French football had its fair share of violence. It is quite difficult to give off only one type of violence due to our country’s cultural diversity. According to the different areas and clubs, the type of supporterism and hence violence can be different. Ultra’ movement is well settled particularly in South of France with the likes of Nice, Marseille, Montpellier, Bordeaux or even Toulon in the lower divisions, and violence resulting from this movement is not always organized. If Ultra’ movement is everywhere in the country, there are places where violence is more linked to Casual movement such as Nancy, Lille or Paris. You can regularly find both movements in one club for example in Nantes, Saint-Etienne or Lyon. However, there are a lot less skirmishes and fights than before, the turning point being 2010 and a game between PSG and Marseille in Paris, where a Parisian fan was killed by other Parisian fans following a latent strife. This was Ultra’ movement’s death knell in Paris and repression has only increased since, not only in Paris but throughout the whole country. In some ways, it is our Hillsborough since it has been the start of massive measures taken in France, a bit like in England when the drama happened in 1989. There is no Ultra’ group anymore in Paris. Also, if fights less and less occur in France, some hooligans do not hesitate to cross the border to go and have some fun, for the ones living close to Belgium or Germany for example.
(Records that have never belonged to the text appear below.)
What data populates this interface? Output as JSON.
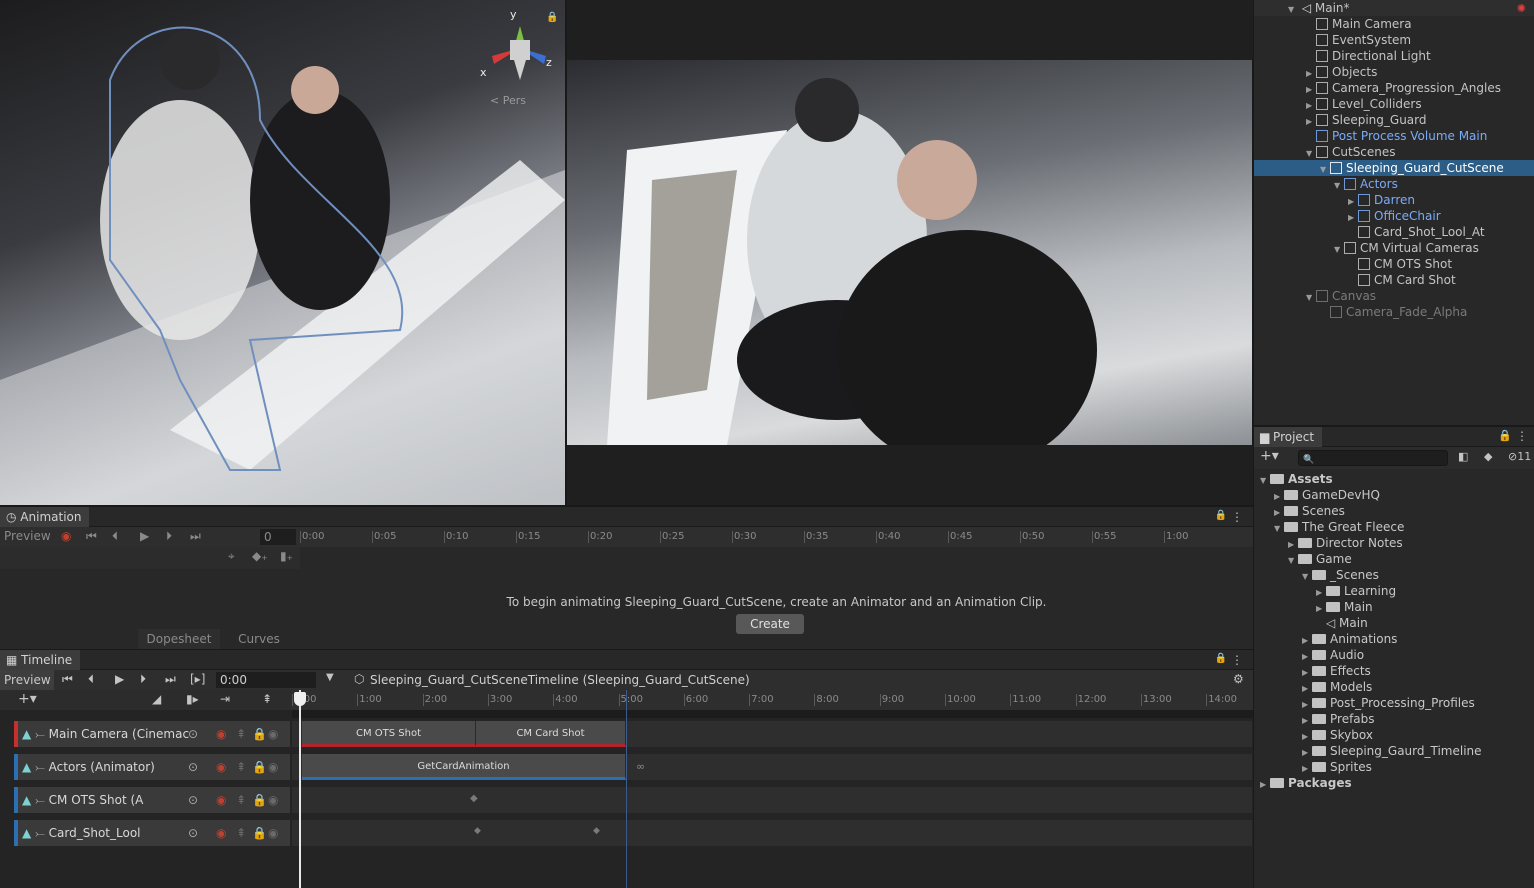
{
  "scene": {
    "gizmo_y": "y",
    "gizmo_x": "x",
    "gizmo_z": "z",
    "persp_label": "< Pers"
  },
  "hierarchy": {
    "root": "Main*",
    "items": [
      {
        "label": "Main Camera",
        "depth": 1,
        "arrow": "",
        "style": "normal"
      },
      {
        "label": "EventSystem",
        "depth": 1,
        "arrow": "",
        "style": "normal"
      },
      {
        "label": "Directional Light",
        "depth": 1,
        "arrow": "",
        "style": "normal"
      },
      {
        "label": "Objects",
        "depth": 1,
        "arrow": "▶",
        "style": "normal"
      },
      {
        "label": "Camera_Progression_Angles",
        "depth": 1,
        "arrow": "▶",
        "style": "normal"
      },
      {
        "label": "Level_Colliders",
        "depth": 1,
        "arrow": "▶",
        "style": "normal"
      },
      {
        "label": "Sleeping_Guard",
        "depth": 1,
        "arrow": "▶",
        "style": "normal"
      },
      {
        "label": "Post Process Volume Main",
        "depth": 1,
        "arrow": "",
        "style": "blue"
      },
      {
        "label": "CutScenes",
        "depth": 1,
        "arrow": "▼",
        "style": "normal"
      },
      {
        "label": "Sleeping_Guard_CutScene",
        "depth": 2,
        "arrow": "▼",
        "style": "sel"
      },
      {
        "label": "Actors",
        "depth": 3,
        "arrow": "▼",
        "style": "blue"
      },
      {
        "label": "Darren",
        "depth": 4,
        "arrow": "▶",
        "style": "blue"
      },
      {
        "label": "OfficeChair",
        "depth": 4,
        "arrow": "▶",
        "style": "blue"
      },
      {
        "label": "Card_Shot_Lool_At",
        "depth": 4,
        "arrow": "",
        "style": "normal"
      },
      {
        "label": "CM Virtual Cameras",
        "depth": 3,
        "arrow": "▼",
        "style": "normal"
      },
      {
        "label": "CM OTS Shot",
        "depth": 4,
        "arrow": "",
        "style": "normal"
      },
      {
        "label": "CM Card Shot",
        "depth": 4,
        "arrow": "",
        "style": "normal"
      },
      {
        "label": "Canvas",
        "depth": 1,
        "arrow": "▼",
        "style": "dim"
      },
      {
        "label": "Camera_Fade_Alpha",
        "depth": 2,
        "arrow": "",
        "style": "dim"
      }
    ]
  },
  "project": {
    "tab": "Project",
    "badge": "11",
    "items": [
      {
        "label": "Assets",
        "depth": 0,
        "arrow": "▼",
        "bold": true
      },
      {
        "label": "GameDevHQ",
        "depth": 1,
        "arrow": "▶"
      },
      {
        "label": "Scenes",
        "depth": 1,
        "arrow": "▶"
      },
      {
        "label": "The Great Fleece",
        "depth": 1,
        "arrow": "▼"
      },
      {
        "label": "Director Notes",
        "depth": 2,
        "arrow": "▶"
      },
      {
        "label": "Game",
        "depth": 2,
        "arrow": "▼"
      },
      {
        "label": "_Scenes",
        "depth": 3,
        "arrow": "▼"
      },
      {
        "label": "Learning",
        "depth": 4,
        "arrow": "▶"
      },
      {
        "label": "Main",
        "depth": 4,
        "arrow": "▶"
      },
      {
        "label": "Main",
        "depth": 4,
        "arrow": "",
        "unity": true
      },
      {
        "label": "Animations",
        "depth": 3,
        "arrow": "▶"
      },
      {
        "label": "Audio",
        "depth": 3,
        "arrow": "▶"
      },
      {
        "label": "Effects",
        "depth": 3,
        "arrow": "▶"
      },
      {
        "label": "Models",
        "depth": 3,
        "arrow": "▶"
      },
      {
        "label": "Post_Processing_Profiles",
        "depth": 3,
        "arrow": "▶"
      },
      {
        "label": "Prefabs",
        "depth": 3,
        "arrow": "▶"
      },
      {
        "label": "Skybox",
        "depth": 3,
        "arrow": "▶"
      },
      {
        "label": "Sleeping_Gaurd_Timeline",
        "depth": 3,
        "arrow": "▶"
      },
      {
        "label": "Sprites",
        "depth": 3,
        "arrow": "▶"
      },
      {
        "label": "Packages",
        "depth": 0,
        "arrow": "▶",
        "bold": true
      }
    ]
  },
  "animation": {
    "tab": "Animation",
    "preview": "Preview",
    "frame": "0",
    "ruler": [
      "0:00",
      "0:05",
      "0:10",
      "0:15",
      "0:20",
      "0:25",
      "0:30",
      "0:35",
      "0:40",
      "0:45",
      "0:50",
      "0:55",
      "1:00"
    ],
    "message": "To begin animating Sleeping_Guard_CutScene, create an Animator and an Animation Clip.",
    "create": "Create",
    "dopesheet": "Dopesheet",
    "curves": "Curves"
  },
  "timeline": {
    "tab": "Timeline",
    "preview": "Preview",
    "time": "0:00",
    "asset": "Sleeping_Guard_CutSceneTimeline (Sleeping_Guard_CutScene)",
    "ruler": [
      "0:00",
      "1:00",
      "2:00",
      "3:00",
      "4:00",
      "5:00",
      "6:00",
      "7:00",
      "8:00",
      "9:00",
      "10:00",
      "11:00",
      "12:00",
      "13:00",
      "14:00"
    ],
    "tracks": [
      {
        "name": "Main Camera (Cinemac",
        "color": "#c4302b"
      },
      {
        "name": "Actors (Animator)",
        "color": "#2d6fb3"
      },
      {
        "name": "CM OTS Shot (A",
        "color": "#2d6fb3"
      },
      {
        "name": "Card_Shot_Lool",
        "color": "#2d6fb3"
      }
    ],
    "clips": {
      "ots": "CM OTS Shot",
      "card": "CM Card Shot",
      "anim": "GetCardAnimation"
    }
  }
}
Let’s have a word about the average football fans, meaning neither Ultras nor VIP; it is quite rare to see them attacked, and the rare times it happened was a long time ago. France is a very safe country when football is involved and they surely can go to the stadium with no sorts of problems. There is enough police to ensure anyone’s safety and they can enjoy the game. They are treated and taken in charge the same way as others on their away trips, probably with a little less vehemence from the authorities though. In our country, the difference in a big game and a normal game clearly lies in the police number and how ready they are to act after the first spark. However, a game classified as a “high-risks” game is less and less significant than before. For example, every PSG game is classified as a “high-risk” one since 2010. Also, authorities seem to have found the ultimate weapon to prevent risks by forbidding away fans from some games, in and out the stadium where the match is taking place in. This is allowed via prefectural orders and is quite an issue regarding people’s freedom. This season has seen both games between Lyon and Saint-Etienne, Nice and Bastia or Metz and Nancy without away fans. Should it keep going that way, there will soon be no interesting games anymore fanwise. French football is at a turning point, where active supporters and Ultras don’t seem to be welcome anymore.  

About the writers: Crazy about football since the childhood and at least as much in supporter’s way of life, I’ve been part of an Ultra’ group for around fifteen years. I also lived for a few years in the UK, which is one of my favorite scenes. Please also note the huge contribution of Guillaume, a very active Nimes’ supporter and part of Gladiators Nimes Ultra’ group. He has been part of his Ultra’ group for 10 years and his club is in second division. 

Lucas & Guillaume, 01.09.2015